I've developed a master plate for my hobby woodwork (approx. 40x40x40 mm, see the figure). Its goal is to allow a straight angle while drilling 40 mm parallel bars. Four vertical holes are used to fix a 6 mm drilling bit in the perpendicular position. I use a low-power screw gun for drilling.

I ordered this part and I am mostly happy with the result, but I think I've failed to choose the right material for printing. I started with ordinary ABS (100 % filling) and see the following issue with the tool. After a couple of dozens of drilling, the main holes become elliptic which leads to worse precision. I am not sure about the reason:

  • Sometimes, I see plastic chips, but quite rare.
  • I think that the drilling friction can make the material more flexible due to a raising of temperature, leading to the deformation of the holes while they are hot and under mechanical pressure.

I believe that this issue can be solved by choosing the proper material to produce the tool. Unfortunately, I've failed to find a good answer by Googling it on my own.

What would be a general recommendation for choosing material for such kinds of tools?

Computer generated image of tool jig

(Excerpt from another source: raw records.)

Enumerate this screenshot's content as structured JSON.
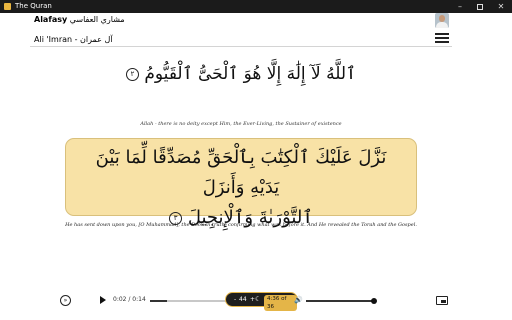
{
  "window": {
    "title": "The Quran"
  },
  "header": {
    "reciter_name": "Alafasy",
    "reciter_arabic": "مشاري العفاسي",
    "surah_label": "Ali 'Imran - آل عمران"
  },
  "ayahs": [
    {
      "arabic": "ٱللَّهُ لَآ إِلَٰهَ إِلَّا هُوَ ٱلْحَىُّ ٱلْقَيُّومُ",
      "number": "٢",
      "translation": "Allah - there is no deity except Him, the Ever-Living, the Sustainer of existence"
    },
    {
      "arabic_line1": "نَزَّلَ عَلَيْكَ ٱلْكِتَٰبَ بِٱلْحَقِّ مُصَدِّقًا لِّمَا بَيْنَ يَدَيْهِ وَأَنزَلَ",
      "arabic_line2": "ٱلتَّوْرَىٰةَ وَٱلْإِنجِيلَ",
      "number": "٣",
      "translation": "He has sent down upon you, [O Muhammad], the Book in truth, confirming what was before it. And He revealed the Torah and the Gospel."
    }
  ],
  "player": {
    "time": "0:02 / 0:14",
    "progress": 0.14,
    "font_minus": "-",
    "font_size": "44",
    "font_plus": "+",
    "ayah_counter": "4:36 of 36",
    "volume": 1.0
  },
  "colors": {
    "highlight": "#f8e2a6",
    "accent": "#e4b548"
  }
}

  • $\begingroup$ there is one more thing to consider depending on depth:diameter of holes- drill bit attachments. A couple of collars on the bit turned down to be concentric can give a friendlier, and better aligned surface for contact than the flutes of the bit itself. $\endgroup$
    – Abel
    Aug 7 at 15:10

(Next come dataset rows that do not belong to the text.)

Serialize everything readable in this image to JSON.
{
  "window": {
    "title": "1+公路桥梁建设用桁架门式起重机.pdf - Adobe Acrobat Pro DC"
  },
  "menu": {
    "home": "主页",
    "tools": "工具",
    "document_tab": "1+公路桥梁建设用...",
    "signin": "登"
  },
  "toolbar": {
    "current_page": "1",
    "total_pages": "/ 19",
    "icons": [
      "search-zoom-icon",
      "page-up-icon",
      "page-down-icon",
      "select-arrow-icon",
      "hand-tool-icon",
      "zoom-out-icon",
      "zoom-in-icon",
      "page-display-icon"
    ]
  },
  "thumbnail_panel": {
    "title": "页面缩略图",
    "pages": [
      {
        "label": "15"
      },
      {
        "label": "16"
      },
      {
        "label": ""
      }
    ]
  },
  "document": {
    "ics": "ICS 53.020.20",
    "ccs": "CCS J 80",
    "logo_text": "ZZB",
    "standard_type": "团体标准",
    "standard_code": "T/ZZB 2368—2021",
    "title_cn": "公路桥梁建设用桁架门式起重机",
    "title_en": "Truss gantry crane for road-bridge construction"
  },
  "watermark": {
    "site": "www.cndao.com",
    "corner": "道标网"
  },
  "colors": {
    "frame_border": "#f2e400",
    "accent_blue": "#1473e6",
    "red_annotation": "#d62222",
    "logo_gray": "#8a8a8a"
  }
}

I don't think any 3D printed plastic is suitable for this. You should consider using a (drill/jig) bushing. This is a metal piece that can be inserted into your 3D print to provide a more durable surface for your drill bit to be guided by. Here's an example of a bushing used with a 3D printed part.

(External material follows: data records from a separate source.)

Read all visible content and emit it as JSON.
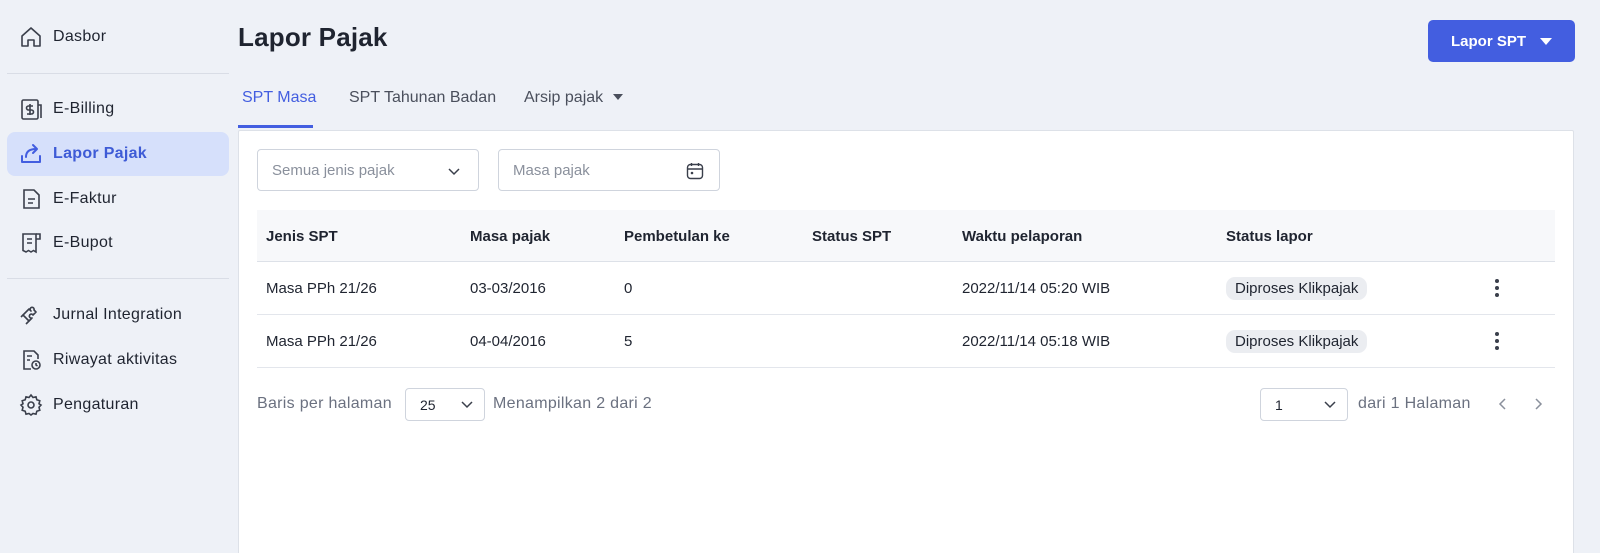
{
  "sidebar": {
    "items": [
      {
        "label": "Dasbor",
        "icon": "home-icon"
      },
      {
        "label": "E-Billing",
        "icon": "billing-icon"
      },
      {
        "label": "Lapor Pajak",
        "icon": "upload-report-icon"
      },
      {
        "label": "E-Faktur",
        "icon": "invoice-icon"
      },
      {
        "label": "E-Bupot",
        "icon": "receipt-icon"
      },
      {
        "label": "Jurnal Integration",
        "icon": "puzzle-icon"
      },
      {
        "label": "Riwayat aktivitas",
        "icon": "history-icon"
      },
      {
        "label": "Pengaturan",
        "icon": "gear-icon"
      }
    ],
    "active_item": "Lapor Pajak"
  },
  "header": {
    "title": "Lapor Pajak",
    "primary_button": "Lapor SPT"
  },
  "tabs": [
    {
      "label": "SPT Masa",
      "active": true
    },
    {
      "label": "SPT Tahunan Badan",
      "active": false
    },
    {
      "label": "Arsip pajak",
      "active": false
    }
  ],
  "filters": {
    "tax_type_placeholder": "Semua jenis pajak",
    "period_placeholder": "Masa pajak"
  },
  "table": {
    "columns": [
      "Jenis SPT",
      "Masa pajak",
      "Pembetulan ke",
      "Status SPT",
      "Waktu pelaporan",
      "Status lapor"
    ],
    "rows": [
      {
        "jenis": "Masa PPh 21/26",
        "masa": "03-03/2016",
        "pembetulan": "0",
        "status_spt": "",
        "waktu": "2022/11/14 05:20 WIB",
        "status_lapor": "Diproses Klikpajak"
      },
      {
        "jenis": "Masa PPh 21/26",
        "masa": "04-04/2016",
        "pembetulan": "5",
        "status_spt": "",
        "waktu": "2022/11/14 05:18 WIB",
        "status_lapor": "Diproses Klikpajak"
      }
    ]
  },
  "pagination": {
    "rows_label": "Baris per halaman",
    "rows_value": "25",
    "showing_text": "Menampilkan 2 dari 2",
    "page_value": "1",
    "page_total_text": "dari 1 Halaman"
  },
  "colors": {
    "accent": "#435ee0",
    "active_nav_bg": "#d6e0fb",
    "background": "#eef1f7"
  }
}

Your Answer

By clicking “Post Your Answer”, you agree to our terms of service, privacy policy and cookie policy

Not the answer you're looking for? Browse other questions tagged or ask your own question.